Computer and network company layoffs so far this year look relatively light vs. those in recent years, when the numbers of those losing their jobs at individual companies frequently rose into the multiple thousands, sometimes hitting five figures.
This has taken place against a backdrop of an overall improving job market, with positions being added and unemployment holding steady, according to the June Department of Labor numbers. What's more, market watchers such as Dice have found that tech-focused hiring managers expect to hire more people in the second half of the year than they did in the first half.
This isn't all to say that significant numbers of people at the companies Network World tracks, in addition to IT staff at all sorts of organizations (much harder to track these layoffs in aggregate), haven't lost their jobs this year or will in the months to come based on corporate restructuring plans.
HP has been among the most aggressive in making cuts over the past couple of years under CEO Meg Whitman, who has outlined a $3.5 billion cost reduction plan that is being achieved in large part through layoffs and early retirements across what had been a 350,000-person staff last year. A HP has also been cutting costs by adopting more cloud computing services. Whitman said in March that the company had reached the halfway mark in its restructuring, with 15,000 cuts to go between then and the end of next year.
HP rival IBM has also been trimming its workforce, though it's always difficult to put a finger on just how many cuts IBM is making. An employee organization called Alliance@IBM said 1,600 employees have lost their jobs this year, with more cuts possibly on the way. Computerworld reported in June that IBM is believed to have more employees in India (112,000 as of last fall) than in the United States, where the number is said to be below 100,000.
Another big computing player, EMC, has said it will lay off more than 1,000 people this year as part of a restructuring A designed to slash $80 million in spending (though the company has also said it is hiring people to focus on growth areas).
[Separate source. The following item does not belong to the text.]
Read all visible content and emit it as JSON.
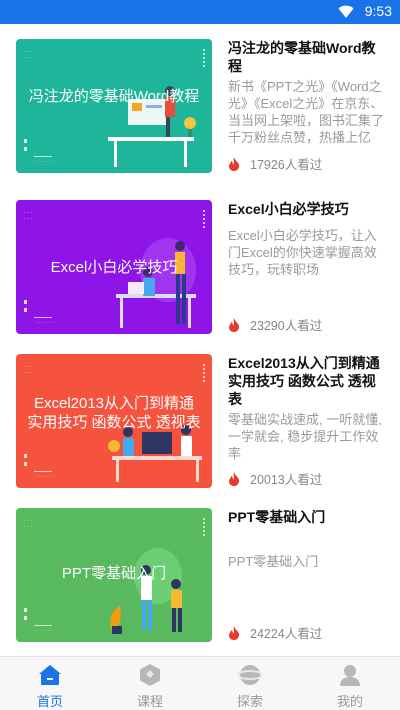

EMC subsidiary VMware announced in January it would zap some 900 jobs from its nearly 14,000-person workforce, though it is also adding about as many jobs CEO Pat Gelsinger at the time called the move a "realignment of resources" as the company sharpens its focus on software-defined data centers and hybrid cloud services.
"This includes shifting talent to new roles that support our growth opportunities as well as some targeted head count reductions," he said, according to an IDG News Service report.
Traditional networking companies have also whacked jobs this year. This includes market leader Cisco, which cut its workforce by about 500 people in May. Cisco at the time said: "We routinely review our business to determine where we need to align investments based on growth opportunities. Yesterday, Cisco performed a limited restructuring that will impact less than 1 percent of our population globally."
Separately, Extreme Networks revealed in a January financial filing that it was cutting 13% of its workforce (about 90 jobs) as part of an effort to slash spending by $7 million per quarter. Extreme, which has struggled to grow its market share in Ethernet switching, had a similar-sized layoff 18 months before.
The year began very roughly for Nokia's IT professionals, as more than 800 were transferred to outsourcing firms and another 300 lost their jobs. Nokia said at the time: The goal is to reduce operating costs and create an IT organization "appropriate for Nokia's current size and scope."
Motorola Mobility employees have been feeling the results of the company's buyout by Google in 2011. Motorola Mobility said in March it was cutting 1,200 staff, in addition to 4,000 axed last year as the company refocuses on high-end devices. Earlier this month, Google acknowledged in a financial report cutting more than 5,000 jobs at Motorola Mobility last quarter. Most of the job cuts last quarter were the result of a deal between manufacturing company Flextronics and Motorola.
On the consumer side, social games maker Zynga in June said it was eliminating 18% of its workforce, or about 500 jobs, in an effort to reduce costs and hone its focus on mobile. Zynga has struggled mightily since going public in 2011 and despite its high profile relationship with Facebook.
According to the latest numbers from outplacement firm Challenger, Gray & Christmas, employers announced 8.5% fewer job cuts through the first half of 2013 vs. the year-ago six-month period. The financial and retail industries have been particularly hard hit, and cuts surged in the computer industry in June. Spending cuts by the feds related to sequestration and concerns by others related to rising healthcare costs, are among some of the broader workforce reduction drivers, according to the outplacement firm. But here's the bright side of things:
"Right now, job cuts are on track to the have the second lowest annual total since 2000," according to Challenger, which notes the third quarter is typically the slowest period for downsizing. "Unless there is a major shock to the economy in the second half of 2013, we could see layoff activity decline continue toward pre-2000 levels."
Read more about infrastructure management in Network World's Infrastructure Management section.
This story, "Bloodiest Tech Industry Layoffs of 2013 So Far" was originally published by Network World.